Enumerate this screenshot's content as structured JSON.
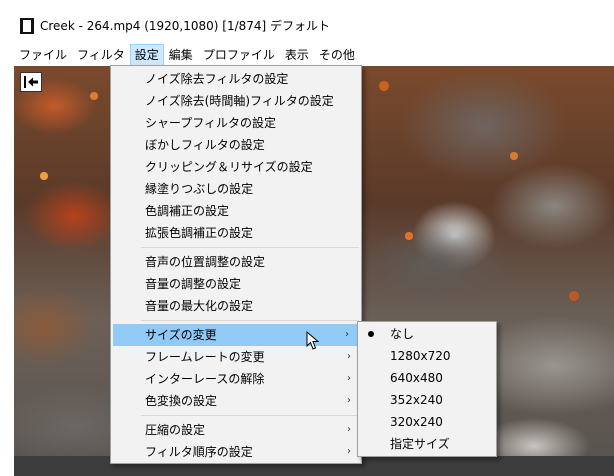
{
  "window": {
    "title": "Creek - 264.mp4 (1920,1080)  [1/874]  デフォルト"
  },
  "menubar": {
    "items": [
      {
        "label": "ファイル"
      },
      {
        "label": "フィルタ"
      },
      {
        "label": "設定"
      },
      {
        "label": "編集"
      },
      {
        "label": "プロファイル"
      },
      {
        "label": "表示"
      },
      {
        "label": "その他"
      }
    ]
  },
  "settings_menu": {
    "group1": [
      {
        "label": "ノイズ除去フィルタの設定"
      },
      {
        "label": "ノイズ除去(時間軸)フィルタの設定"
      },
      {
        "label": "シャープフィルタの設定"
      },
      {
        "label": "ぼかしフィルタの設定"
      },
      {
        "label": "クリッピング＆リサイズの設定"
      },
      {
        "label": "縁塗りつぶしの設定"
      },
      {
        "label": "色調補正の設定"
      },
      {
        "label": "拡張色調補正の設定"
      }
    ],
    "group2": [
      {
        "label": "音声の位置調整の設定"
      },
      {
        "label": "音量の調整の設定"
      },
      {
        "label": "音量の最大化の設定"
      }
    ],
    "group3": [
      {
        "label": "サイズの変更",
        "arrow": "›"
      },
      {
        "label": "フレームレートの変更",
        "arrow": "›"
      },
      {
        "label": "インターレースの解除",
        "arrow": "›"
      },
      {
        "label": "色変換の設定",
        "arrow": "›"
      }
    ],
    "group4": [
      {
        "label": "圧縮の設定",
        "arrow": "›"
      },
      {
        "label": "フィルタ順序の設定",
        "arrow": "›"
      }
    ]
  },
  "size_submenu": {
    "items": [
      {
        "label": "なし",
        "selected": true
      },
      {
        "label": "1280x720"
      },
      {
        "label": "640x480"
      },
      {
        "label": "352x240"
      },
      {
        "label": "320x240"
      },
      {
        "label": "指定サイズ"
      }
    ]
  },
  "icons": {
    "app": "film-icon",
    "back": "collapse-left-icon",
    "cursor": "mouse-pointer-icon"
  },
  "colors": {
    "menu_highlight": "#91c9f7",
    "menubar_active": "#cde8ff",
    "menu_background": "#f2f2f2"
  }
}
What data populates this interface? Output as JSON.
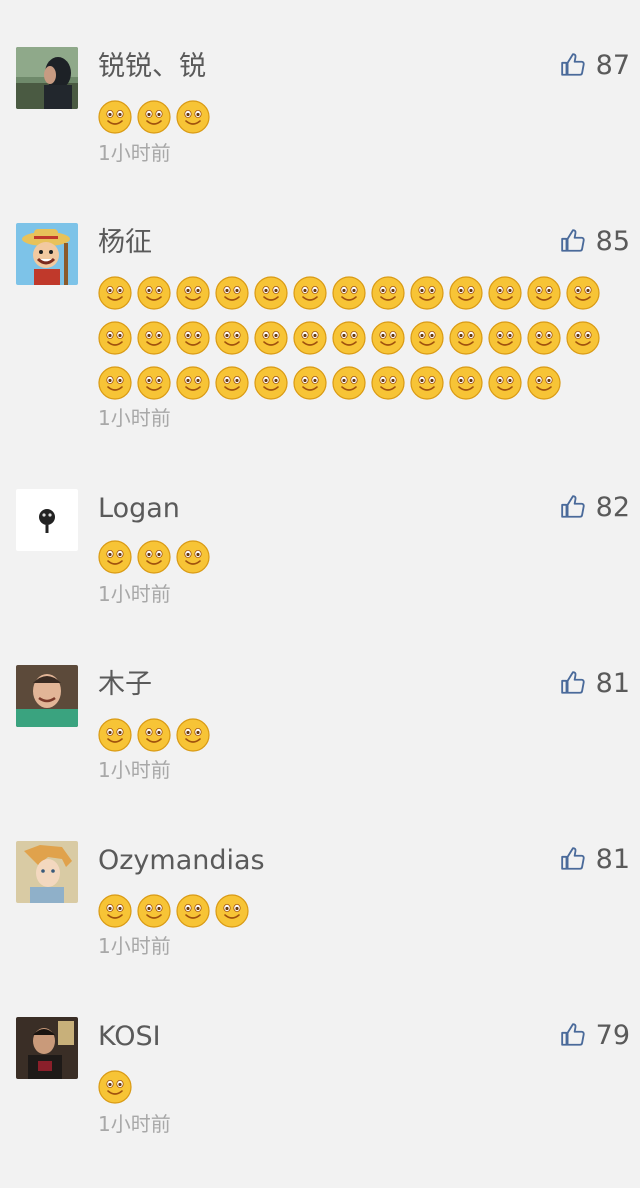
{
  "comments": [
    {
      "user": "锐锐、锐",
      "likes": "87",
      "emoji_count": 3,
      "time": "1小时前",
      "avatar_icon": "avatar-man-side-photo-icon"
    },
    {
      "user": "杨征",
      "likes": "85",
      "emoji_count": 38,
      "time": "1小时前",
      "avatar_icon": "avatar-cartoon-pirate-icon"
    },
    {
      "user": "Logan",
      "likes": "82",
      "emoji_count": 3,
      "time": "1小时前",
      "avatar_icon": "avatar-black-symbol-icon"
    },
    {
      "user": "木子",
      "likes": "81",
      "emoji_count": 3,
      "time": "1小时前",
      "avatar_icon": "avatar-smiling-man-photo-icon"
    },
    {
      "user": "Ozymandias",
      "likes": "81",
      "emoji_count": 4,
      "time": "1小时前",
      "avatar_icon": "avatar-anime-character-icon"
    },
    {
      "user": "KOSI",
      "likes": "79",
      "emoji_count": 1,
      "time": "1小时前",
      "avatar_icon": "avatar-person-dark-room-icon"
    }
  ],
  "emoji_icon": "smile-emoji-icon",
  "like_icon": "thumbs-up-icon",
  "colors": {
    "background": "#f2f2f2",
    "text": "#5a5a5a",
    "muted": "#a8a8a8",
    "like_icon": "#4a6a9a"
  }
}
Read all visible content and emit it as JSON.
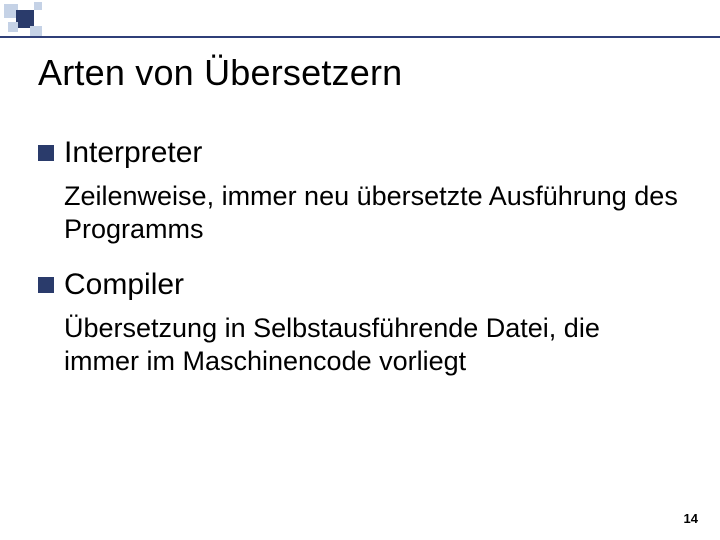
{
  "title": "Arten von Übersetzern",
  "items": [
    {
      "heading": "Interpreter",
      "body": "Zeilenweise, immer neu übersetzte Ausführung des Programms"
    },
    {
      "heading": "Compiler",
      "body": "Übersetzung in Selbstausführende Datei, die immer im Maschinencode vorliegt"
    }
  ],
  "page_number": "14"
}
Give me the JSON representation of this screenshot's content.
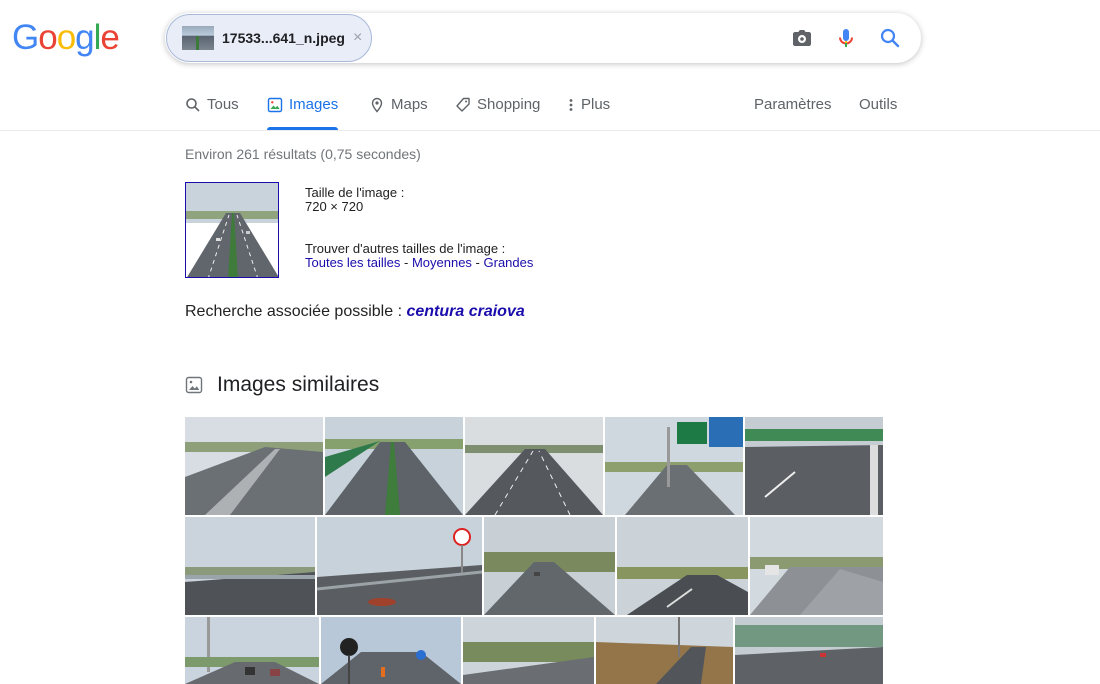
{
  "logo": [
    "G",
    "o",
    "o",
    "g",
    "l",
    "e"
  ],
  "logo_colors": [
    "#4285f4",
    "#ea4335",
    "#fbbc05",
    "#4285f4",
    "#34a853",
    "#ea4335"
  ],
  "search": {
    "chip_label": "17533...641_n.jpeg",
    "chip_close": "×",
    "icons": [
      "camera-icon",
      "mic-icon",
      "search-icon"
    ]
  },
  "tabs": [
    {
      "label": "Tous",
      "icon": "search-icon"
    },
    {
      "label": "Images",
      "icon": "image-icon",
      "active": true
    },
    {
      "label": "Maps",
      "icon": "map-pin-icon"
    },
    {
      "label": "Shopping",
      "icon": "tag-icon"
    },
    {
      "label": "Plus",
      "icon": "more-vert-icon"
    }
  ],
  "tabs_right": {
    "settings": "Paramètres",
    "tools": "Outils"
  },
  "results": {
    "stats": "Environ 261 résultats (0,75 secondes)",
    "size_label": "Taille de l'image :",
    "size_value": "720 × 720",
    "other_sizes_label": "Trouver d'autres tailles de l'image :",
    "link_all": "Toutes les tailles",
    "link_medium": "Moyennes",
    "link_large": "Grandes",
    "separator": " - ",
    "related_label": "Recherche associée possible :",
    "related_query": "centura craiova"
  },
  "similar": {
    "title": "Images similaires",
    "icon": "image-icon"
  },
  "accent": "#1a73e8",
  "link_color": "#1a0dab"
}
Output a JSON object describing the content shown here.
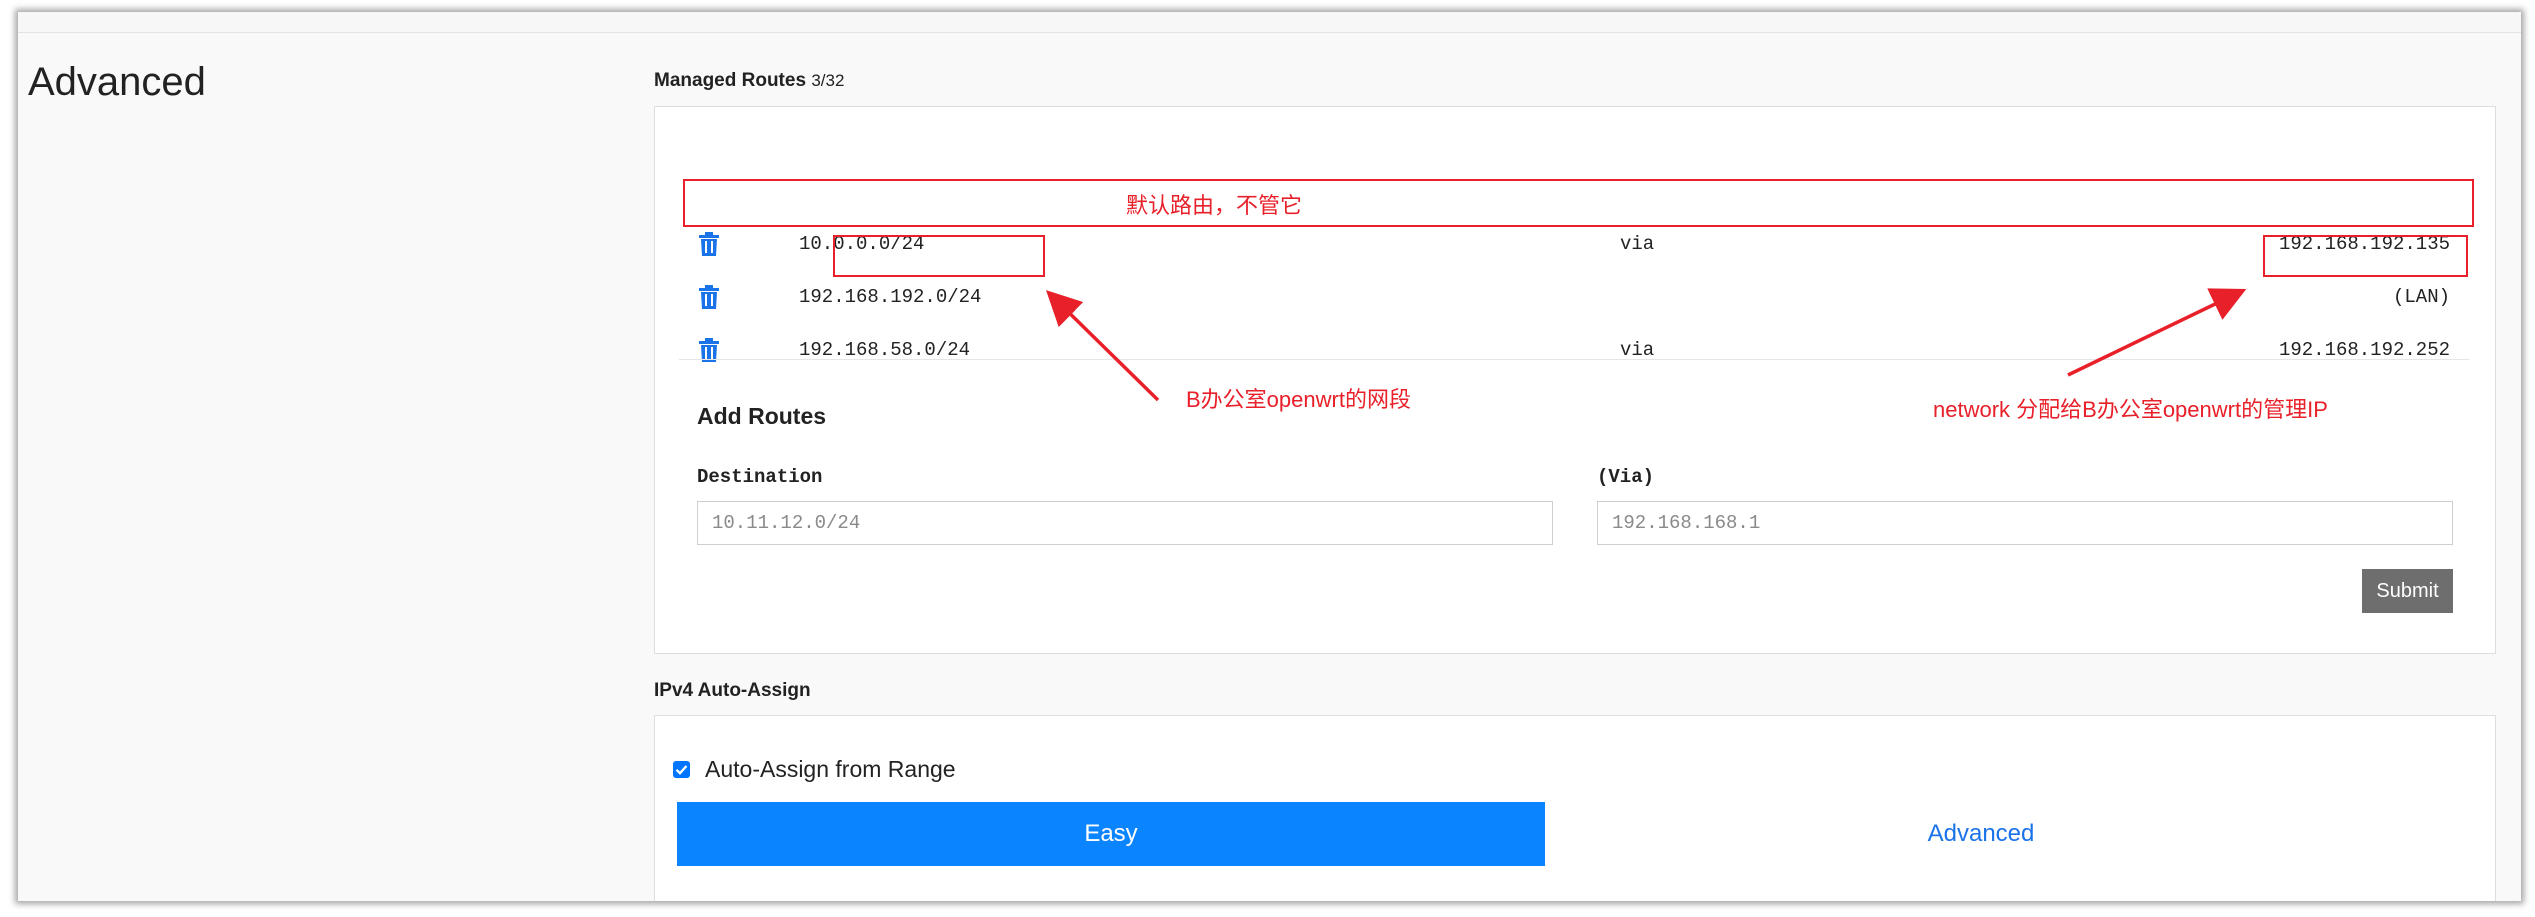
{
  "page": {
    "heading": "Advanced"
  },
  "managed_routes": {
    "title": "Managed Routes",
    "count": "3/32",
    "routes": [
      {
        "destination": "10.0.0.0/24",
        "via": "via",
        "gateway": "192.168.192.135"
      },
      {
        "destination": "192.168.192.0/24",
        "via": "",
        "gateway": "(LAN)"
      },
      {
        "destination": "192.168.58.0/24",
        "via": "via",
        "gateway": "192.168.192.252"
      }
    ]
  },
  "add_routes": {
    "title": "Add Routes",
    "destination_label": "Destination",
    "destination_placeholder": "10.11.12.0/24",
    "via_label": "(Via)",
    "via_placeholder": "192.168.168.1",
    "submit_label": "Submit"
  },
  "ipv4": {
    "title": "IPv4 Auto-Assign",
    "auto_assign_label": "Auto-Assign from Range",
    "auto_assign_checked": true,
    "tabs": [
      "Easy",
      "Advanced"
    ]
  },
  "annotations": {
    "default_route_note": "默认路由，不管它",
    "subnet_note": "B办公室openwrt的网段",
    "gateway_note": "network 分配给B办公室openwrt的管理IP"
  },
  "colors": {
    "accent": "#0a84ff",
    "annotation": "#e8202a",
    "trash_icon": "#1a73e8",
    "submit_bg": "#6e6e6e"
  },
  "icons": {
    "delete": "trash-icon"
  }
}
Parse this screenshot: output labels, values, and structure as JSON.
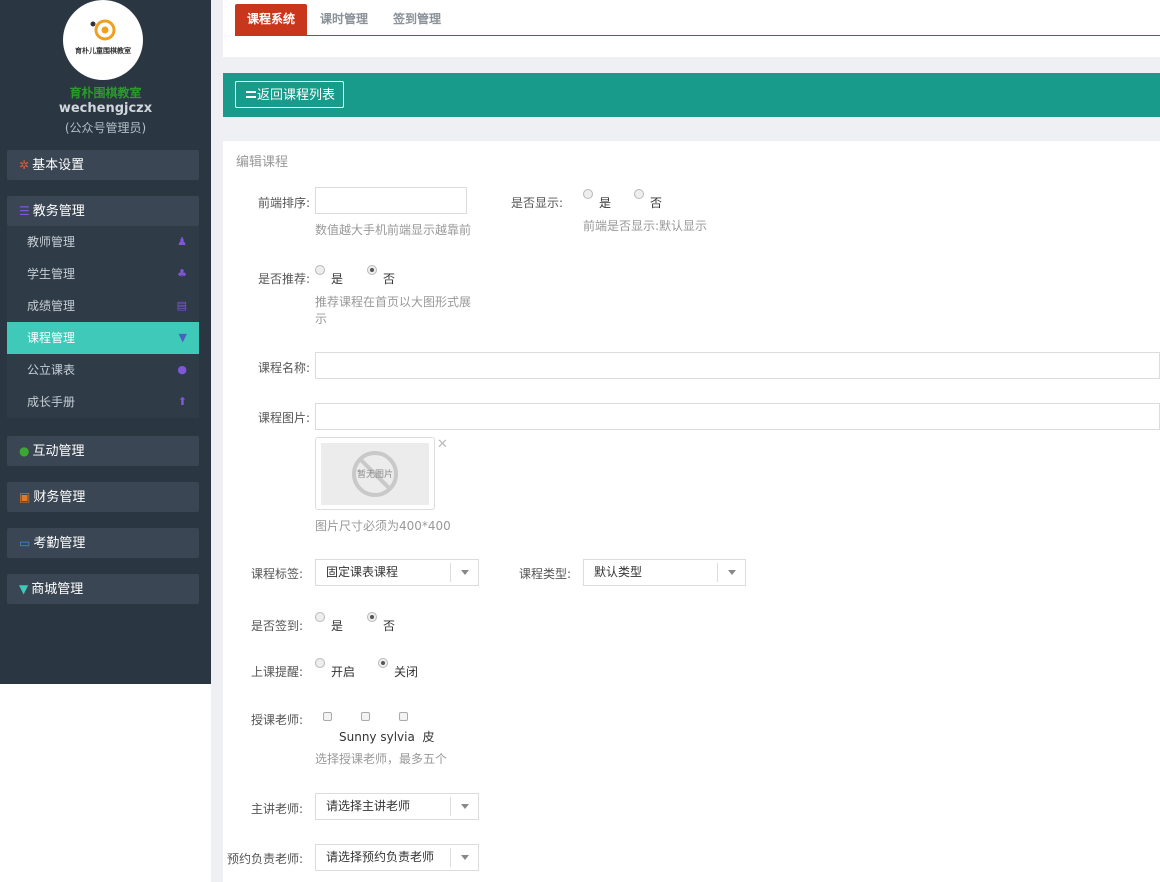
{
  "sidebar": {
    "logo_text": "育朴儿童围棋教室",
    "org_name": "育朴围棋教室",
    "username": "wechengjczx",
    "role": "(公众号管理员)",
    "groups": {
      "basic": {
        "label": "基本设置",
        "icon": "gear-icon",
        "color": "#e05a3a"
      },
      "academic": {
        "label": "教务管理",
        "icon": "list-icon",
        "color": "#7f57d8"
      },
      "interaction": {
        "label": "互动管理",
        "icon": "wechat-icon",
        "color": "#3aa832"
      },
      "finance": {
        "label": "财务管理",
        "icon": "money-icon",
        "color": "#e07a2a"
      },
      "attendance": {
        "label": "考勤管理",
        "icon": "card-icon",
        "color": "#3a8de0"
      },
      "mall": {
        "label": "商城管理",
        "icon": "cart-icon",
        "color": "#3ec9b8"
      }
    },
    "academic_items": [
      {
        "label": "教师管理",
        "icon": "user-icon"
      },
      {
        "label": "学生管理",
        "icon": "users-icon"
      },
      {
        "label": "成绩管理",
        "icon": "book-icon"
      },
      {
        "label": "课程管理",
        "icon": "graduation-cap-icon",
        "active": true
      },
      {
        "label": "公立课表",
        "icon": "globe-icon"
      },
      {
        "label": "成长手册",
        "icon": "arrow-up-icon"
      }
    ]
  },
  "tabs": [
    {
      "label": "课程系统",
      "active": true
    },
    {
      "label": "课时管理"
    },
    {
      "label": "签到管理"
    }
  ],
  "back_button": "返回课程列表",
  "form": {
    "title": "编辑课程",
    "sort_label": "前端排序:",
    "sort_hint": "数值越大手机前端显示越靠前",
    "show_label": "是否显示:",
    "show_yes": "是",
    "show_no": "否",
    "show_hint": "前端是否显示:默认显示",
    "recommend_label": "是否推荐:",
    "recommend_yes": "是",
    "recommend_no": "否",
    "recommend_hint_1": "推荐课程在首页以大图形式展",
    "recommend_hint_2": "示",
    "name_label": "课程名称:",
    "image_label": "课程图片:",
    "no_image_text": "暂无图片",
    "image_hint": "图片尺寸必须为400*400",
    "tag_label": "课程标签:",
    "tag_value": "固定课表课程",
    "type_label": "课程类型:",
    "type_value": "默认类型",
    "signin_label": "是否签到:",
    "signin_yes": "是",
    "signin_no": "否",
    "remind_label": "上课提醒:",
    "remind_on": "开启",
    "remind_off": "关闭",
    "teachers_label": "授课老师:",
    "teacher_names": "Sunny sylvia  皮",
    "teachers_hint": "选择授课老师，最多五个",
    "main_teacher_label": "主讲老师:",
    "main_teacher_value": "请选择主讲老师",
    "booking_teacher_label": "预约负责老师:",
    "booking_teacher_value": "请选择预约负责老师"
  }
}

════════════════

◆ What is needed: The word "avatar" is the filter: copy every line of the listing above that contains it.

◆ Solution to this problem:
      "avatar_icon": "avatar-man-side-photo-icon"
      "avatar_icon": "avatar-cartoon-pirate-icon"
      "avatar_icon": "avatar-black-symbol-icon"
      "avatar_icon": "avatar-smiling-man-photo-icon"
      "avatar_icon": "avatar-anime-character-icon"
      "avatar_icon": "avatar-person-dark-room-icon"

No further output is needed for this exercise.